Justice Willett's opinion quoted findings of the Legislature that asbestos litigation bankrupted many companies, bled assets of others and caused thousands to lose jobs.
He quoted findings that asbestos litigation overcrowded dockets and hampered the ability of seriously ill claimants to seek redress.
Willett wrote that the Legislature warned of a similar crisis in silica litigation.
He quoted from the panel's order for multidistrict silica litigation that, "A consistent and steady judicial hand at the helm should in fact promote agreements because lawyers will know where the court stands on recurring issues."
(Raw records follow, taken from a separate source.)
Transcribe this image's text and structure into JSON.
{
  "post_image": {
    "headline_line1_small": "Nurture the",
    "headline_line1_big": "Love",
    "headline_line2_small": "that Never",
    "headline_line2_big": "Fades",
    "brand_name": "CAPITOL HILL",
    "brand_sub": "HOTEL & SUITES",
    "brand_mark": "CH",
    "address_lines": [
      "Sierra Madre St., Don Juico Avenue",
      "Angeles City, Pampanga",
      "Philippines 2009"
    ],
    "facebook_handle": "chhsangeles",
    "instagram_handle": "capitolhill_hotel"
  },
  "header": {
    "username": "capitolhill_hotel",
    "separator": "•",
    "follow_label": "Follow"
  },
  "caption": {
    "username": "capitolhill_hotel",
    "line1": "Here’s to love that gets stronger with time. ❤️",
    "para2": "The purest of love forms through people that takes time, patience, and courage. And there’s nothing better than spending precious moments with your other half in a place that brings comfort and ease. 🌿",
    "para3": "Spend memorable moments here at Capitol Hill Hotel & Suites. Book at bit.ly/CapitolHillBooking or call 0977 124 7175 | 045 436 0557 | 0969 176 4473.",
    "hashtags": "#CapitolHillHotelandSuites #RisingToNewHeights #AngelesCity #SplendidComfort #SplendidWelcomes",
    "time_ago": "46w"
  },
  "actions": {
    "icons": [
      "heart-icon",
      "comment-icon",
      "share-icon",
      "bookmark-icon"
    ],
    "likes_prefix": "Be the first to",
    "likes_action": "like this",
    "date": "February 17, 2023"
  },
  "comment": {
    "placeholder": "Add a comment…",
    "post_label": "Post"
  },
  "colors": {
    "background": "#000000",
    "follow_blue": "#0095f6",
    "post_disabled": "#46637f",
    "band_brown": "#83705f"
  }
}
He wrote, "By remanding the case to the trial court, the MDL pretrial court in effect held that, at least as to Lopez, Chapter 90 in its entirety is preempted by the Jones Act."
The Jones Act does not preempt requirements for reliable expert confirmation of silica diseases, he wrote.
"Nothing in the Jones Act exempts a seaman claiming a silica-related disease from establishing, through reliable medical proof, that he in fact suffers from such a disease," he wrote.
"All of these requirements represent the Legislature's attempt to require a medically valid demonstration of silica related disease as opposed to mere exposure to silica or some other substance or mere concern that a disease may develop in the future," he wrote.
John Hall represented Global Santa Fe. John Milton Black represented